(PROVIDED RECORDS)
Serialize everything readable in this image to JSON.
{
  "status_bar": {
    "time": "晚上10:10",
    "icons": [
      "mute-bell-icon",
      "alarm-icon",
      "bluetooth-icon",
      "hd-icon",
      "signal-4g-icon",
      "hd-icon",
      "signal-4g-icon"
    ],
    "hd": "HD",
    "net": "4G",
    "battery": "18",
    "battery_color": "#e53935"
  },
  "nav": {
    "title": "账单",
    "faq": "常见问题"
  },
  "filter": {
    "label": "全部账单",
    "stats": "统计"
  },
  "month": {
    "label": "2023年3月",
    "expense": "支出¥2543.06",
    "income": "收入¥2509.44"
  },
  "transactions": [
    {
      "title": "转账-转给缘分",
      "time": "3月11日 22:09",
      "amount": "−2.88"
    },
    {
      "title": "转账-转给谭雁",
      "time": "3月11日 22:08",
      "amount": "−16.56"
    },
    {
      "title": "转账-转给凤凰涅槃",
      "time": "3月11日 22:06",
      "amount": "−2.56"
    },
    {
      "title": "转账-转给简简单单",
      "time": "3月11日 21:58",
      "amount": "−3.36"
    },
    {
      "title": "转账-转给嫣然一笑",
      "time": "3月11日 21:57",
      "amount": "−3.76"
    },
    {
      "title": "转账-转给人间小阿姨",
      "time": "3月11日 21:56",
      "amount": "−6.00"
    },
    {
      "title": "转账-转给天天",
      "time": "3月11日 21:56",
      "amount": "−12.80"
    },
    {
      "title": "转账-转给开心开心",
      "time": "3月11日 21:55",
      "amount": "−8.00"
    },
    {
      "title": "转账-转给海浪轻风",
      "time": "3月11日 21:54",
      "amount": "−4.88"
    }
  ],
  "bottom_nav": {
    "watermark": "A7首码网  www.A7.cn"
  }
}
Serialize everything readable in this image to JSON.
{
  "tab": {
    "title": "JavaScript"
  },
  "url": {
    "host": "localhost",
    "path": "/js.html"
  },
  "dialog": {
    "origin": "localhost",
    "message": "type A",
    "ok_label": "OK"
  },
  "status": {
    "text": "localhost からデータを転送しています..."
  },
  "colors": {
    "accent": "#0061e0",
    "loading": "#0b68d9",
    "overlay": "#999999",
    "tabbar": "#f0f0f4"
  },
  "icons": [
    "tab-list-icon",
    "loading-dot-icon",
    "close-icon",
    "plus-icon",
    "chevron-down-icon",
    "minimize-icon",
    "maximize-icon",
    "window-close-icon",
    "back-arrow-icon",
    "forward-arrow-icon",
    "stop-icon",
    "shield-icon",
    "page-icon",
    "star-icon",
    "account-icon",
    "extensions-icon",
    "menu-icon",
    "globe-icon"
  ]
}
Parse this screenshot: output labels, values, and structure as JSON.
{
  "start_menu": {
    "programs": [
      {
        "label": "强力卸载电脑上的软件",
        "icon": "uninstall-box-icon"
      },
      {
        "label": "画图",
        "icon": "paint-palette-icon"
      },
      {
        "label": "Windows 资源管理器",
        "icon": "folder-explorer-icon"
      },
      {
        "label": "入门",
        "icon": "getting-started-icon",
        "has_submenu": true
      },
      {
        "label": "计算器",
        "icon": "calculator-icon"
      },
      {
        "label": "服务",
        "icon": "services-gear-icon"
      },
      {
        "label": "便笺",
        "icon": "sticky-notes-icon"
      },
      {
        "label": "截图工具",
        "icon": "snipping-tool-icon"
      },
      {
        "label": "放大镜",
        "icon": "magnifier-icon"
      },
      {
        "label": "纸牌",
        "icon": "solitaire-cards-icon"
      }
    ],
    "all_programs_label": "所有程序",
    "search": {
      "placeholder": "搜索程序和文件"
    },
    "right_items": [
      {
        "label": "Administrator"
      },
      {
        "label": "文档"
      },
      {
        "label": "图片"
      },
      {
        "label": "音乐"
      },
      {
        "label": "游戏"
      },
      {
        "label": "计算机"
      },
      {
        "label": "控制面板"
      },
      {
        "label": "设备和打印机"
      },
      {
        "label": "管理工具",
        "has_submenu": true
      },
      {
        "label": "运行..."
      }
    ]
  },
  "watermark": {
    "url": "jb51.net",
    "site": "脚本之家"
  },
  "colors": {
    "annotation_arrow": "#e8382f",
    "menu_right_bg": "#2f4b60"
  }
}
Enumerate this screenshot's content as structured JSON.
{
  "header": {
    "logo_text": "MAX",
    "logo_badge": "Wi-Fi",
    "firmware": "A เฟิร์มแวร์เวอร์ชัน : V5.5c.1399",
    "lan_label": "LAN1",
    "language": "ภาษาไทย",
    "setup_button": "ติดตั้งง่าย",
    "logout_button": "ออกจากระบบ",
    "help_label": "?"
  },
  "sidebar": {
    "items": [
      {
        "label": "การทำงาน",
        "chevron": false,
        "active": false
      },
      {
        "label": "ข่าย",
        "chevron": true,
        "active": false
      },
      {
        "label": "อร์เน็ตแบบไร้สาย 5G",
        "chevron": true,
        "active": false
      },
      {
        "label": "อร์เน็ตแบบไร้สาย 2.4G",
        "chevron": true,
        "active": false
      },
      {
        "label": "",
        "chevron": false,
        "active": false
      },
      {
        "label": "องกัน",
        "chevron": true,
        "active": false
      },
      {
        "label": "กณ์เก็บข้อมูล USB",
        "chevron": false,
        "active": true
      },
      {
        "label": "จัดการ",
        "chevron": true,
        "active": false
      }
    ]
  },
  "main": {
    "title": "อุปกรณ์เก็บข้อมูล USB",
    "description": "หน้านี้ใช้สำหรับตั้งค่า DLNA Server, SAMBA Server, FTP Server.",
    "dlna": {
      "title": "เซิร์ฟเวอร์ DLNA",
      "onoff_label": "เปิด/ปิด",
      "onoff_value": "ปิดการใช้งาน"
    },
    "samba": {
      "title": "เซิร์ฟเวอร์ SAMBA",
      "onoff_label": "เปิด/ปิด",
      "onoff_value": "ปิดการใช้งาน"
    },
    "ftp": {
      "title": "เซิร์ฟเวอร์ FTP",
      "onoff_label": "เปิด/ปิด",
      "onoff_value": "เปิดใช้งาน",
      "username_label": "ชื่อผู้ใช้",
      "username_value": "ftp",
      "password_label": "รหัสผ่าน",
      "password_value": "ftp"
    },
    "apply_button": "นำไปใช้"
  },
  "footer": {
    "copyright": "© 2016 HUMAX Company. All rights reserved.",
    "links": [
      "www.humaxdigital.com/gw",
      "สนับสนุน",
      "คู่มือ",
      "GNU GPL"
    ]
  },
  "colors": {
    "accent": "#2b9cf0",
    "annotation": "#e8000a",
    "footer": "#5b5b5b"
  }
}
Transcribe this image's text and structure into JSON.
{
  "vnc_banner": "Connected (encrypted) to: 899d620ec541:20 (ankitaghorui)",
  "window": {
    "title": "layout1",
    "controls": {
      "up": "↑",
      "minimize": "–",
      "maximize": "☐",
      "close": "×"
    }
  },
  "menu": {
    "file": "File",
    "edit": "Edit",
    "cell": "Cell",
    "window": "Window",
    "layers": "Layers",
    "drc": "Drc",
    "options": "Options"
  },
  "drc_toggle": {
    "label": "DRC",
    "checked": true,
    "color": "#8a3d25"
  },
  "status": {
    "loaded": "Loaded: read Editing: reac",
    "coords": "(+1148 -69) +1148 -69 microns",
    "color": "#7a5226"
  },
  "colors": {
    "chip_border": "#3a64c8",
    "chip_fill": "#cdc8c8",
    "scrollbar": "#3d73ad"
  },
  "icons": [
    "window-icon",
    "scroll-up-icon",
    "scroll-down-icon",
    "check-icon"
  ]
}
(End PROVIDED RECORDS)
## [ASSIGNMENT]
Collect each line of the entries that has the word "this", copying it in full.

## [ANSWER SECTION]
Serialize everything readable in this image to JSON.
Serialize everything readable in this image to JSON.
Parse this screenshot: output labels, values, and structure as JSON.
Enumerate this screenshot's content as structured JSON.
Transcribe this image's text and structure into JSON.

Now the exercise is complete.